- 1 teaspoon cream of tartar
- ½ teaspoon baking soda
- ¼ teaspoon kosher salt or slightly less
- 3 tablespoons unsalted butter cut into small pieces, plus more for greasing pan
- ⅔ cup (160 ml) whole milk or buttermilk
- Preheat the oven to 425°F (220 C).
- In a large mixing bowl, whisk together the flour, baking powder, cream of tartar, baking soda, and salt. Work in the butter with the fingertips until the mixture has the consistency of large, flaky crumbs. Make a well in the center, and add milk. Stir using a spatula until the dough is soft.

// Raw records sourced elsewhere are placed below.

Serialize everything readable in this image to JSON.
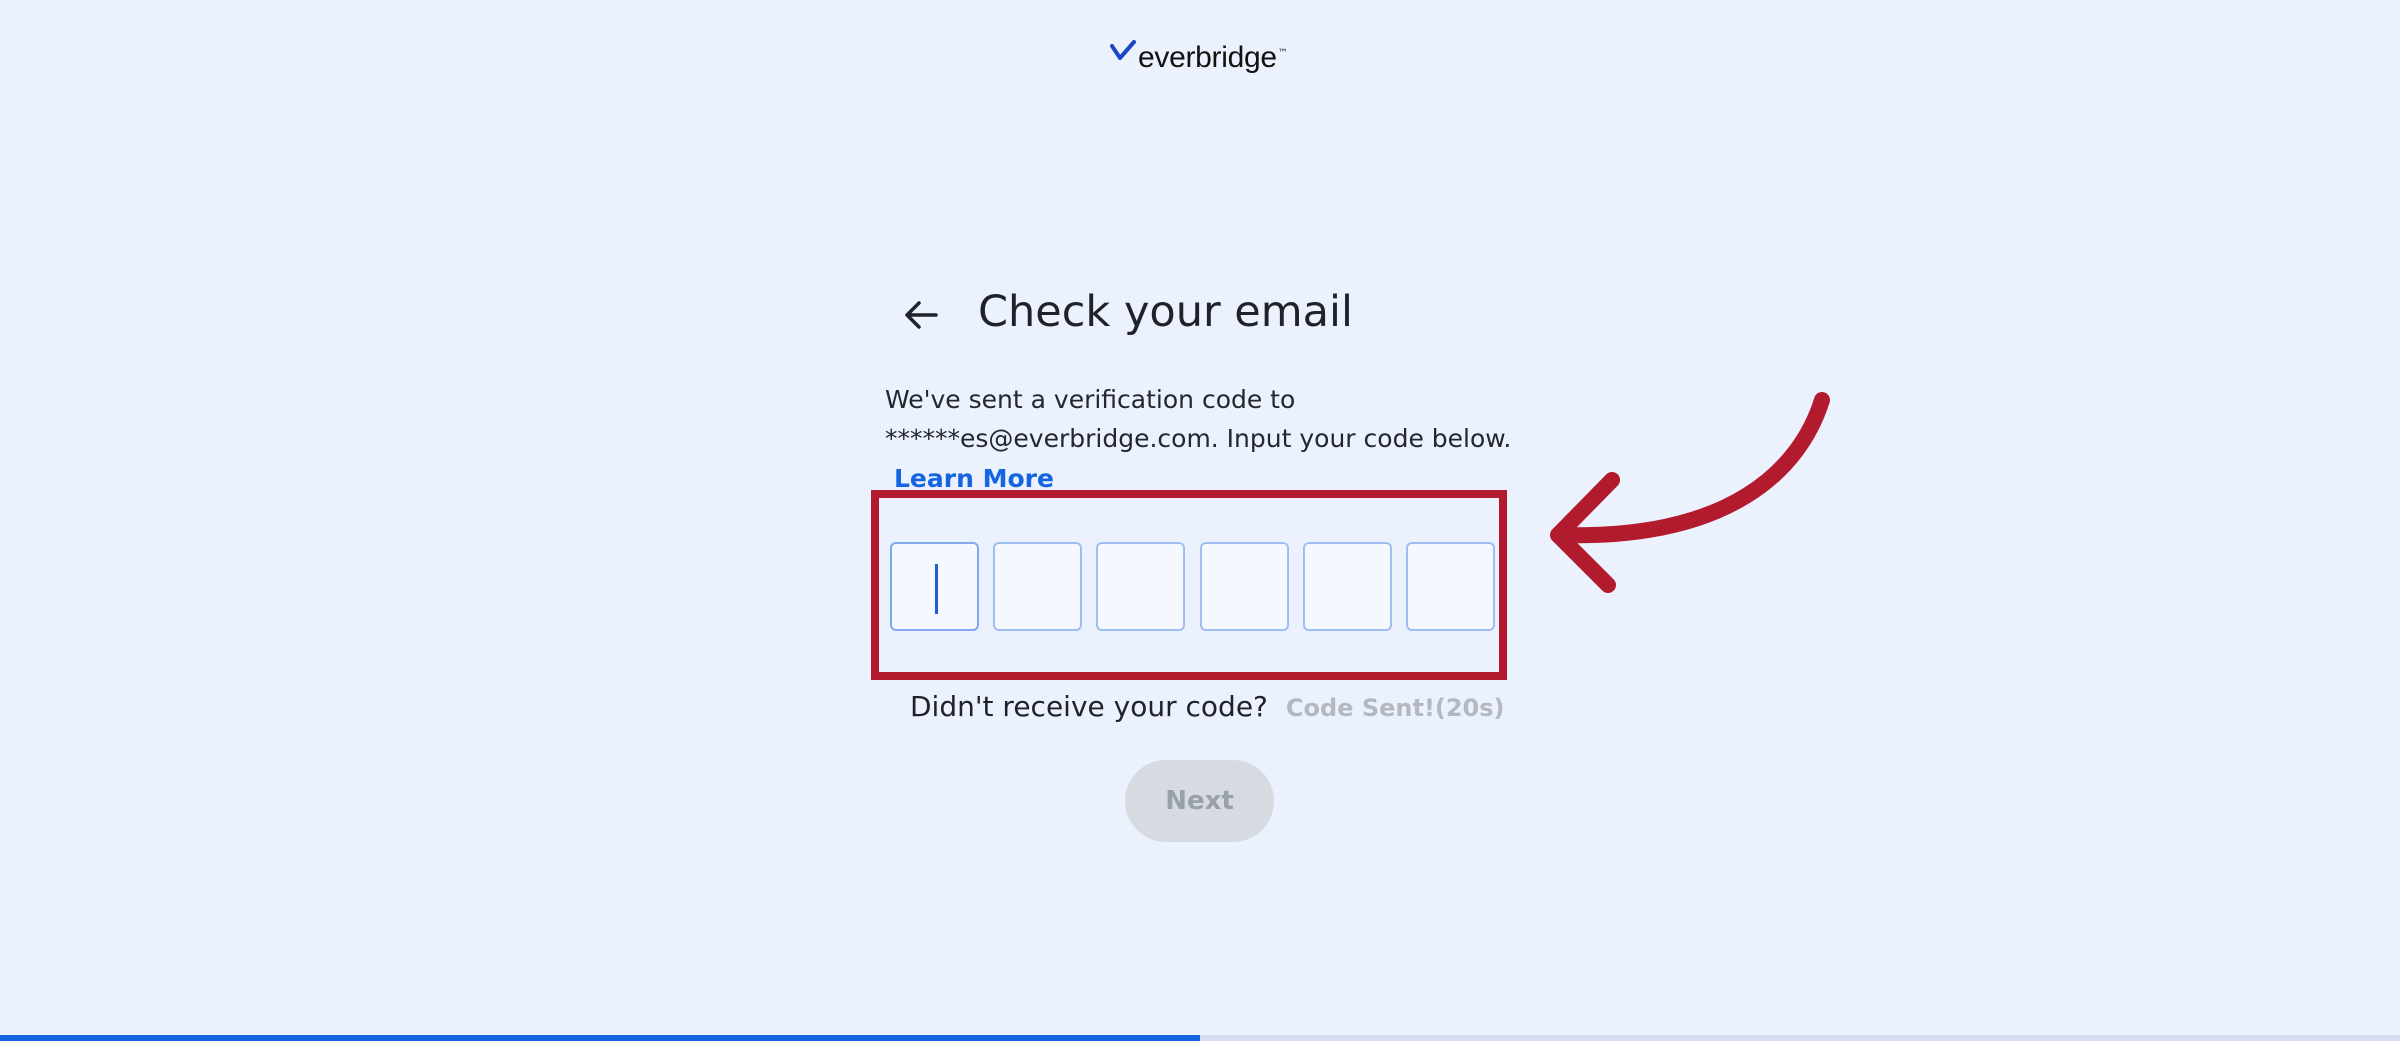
{
  "brand": {
    "name": "everbridge",
    "mark": "™",
    "logo_icon": "everbridge-swoosh-icon",
    "accent_color": "#1565e0",
    "annotation_color": "#b21a2e"
  },
  "header": {
    "back_icon": "arrow-left-icon",
    "title": "Check your email"
  },
  "message": {
    "line1": "We've sent a verification code to",
    "line2": "******es@everbridge.com. Input your code below.",
    "learn_more": "Learn More"
  },
  "code_input": {
    "length": 6,
    "digits": [
      "",
      "",
      "",
      "",
      "",
      ""
    ],
    "active_index": 0
  },
  "resend": {
    "question": "Didn't receive your code?",
    "status": "Code Sent!(20s)"
  },
  "actions": {
    "next_label": "Next",
    "next_enabled": false
  },
  "progress": {
    "fraction": 0.5
  },
  "annotation": {
    "type": "highlight-box-with-curved-arrow",
    "icon": "curved-arrow-icon"
  }
}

- On a floured surface, roll out the dough to a ½-inch (1.25 cm) thickness. Use a pastry cutter 2 to 2 ½ inches (5 to 6.5 cm) in diameter or a water glass, press out rounds. (Do not twist when pressing out, or the scones are likely to bake unevenly).
- Lightly grease a baking sheet with butter or line with parchment paper. Arrange the rounds on the sheet. Lightly dust their faces with flour.
- Bake until they have risen and turned golden, 10 to 15 minutes. Remove from the oven. Serve warm.
- These scones are best the day they are made. Leftovers can be warmed up in the oven or toaster oven at 350 F for about 4 to 5 minutes to refresh them. If you don't refresh them, they won't break apart with your fingers. Instead, you'll need a knife to cut them open which is a breach of afternoon tea etiquette.
- Adapted from Darjeeling
*All nutritional information is based on third-party calculations and should be considered estimates. Actual nutritional content will vary with brands used, measuring methods, portion sizes and more.*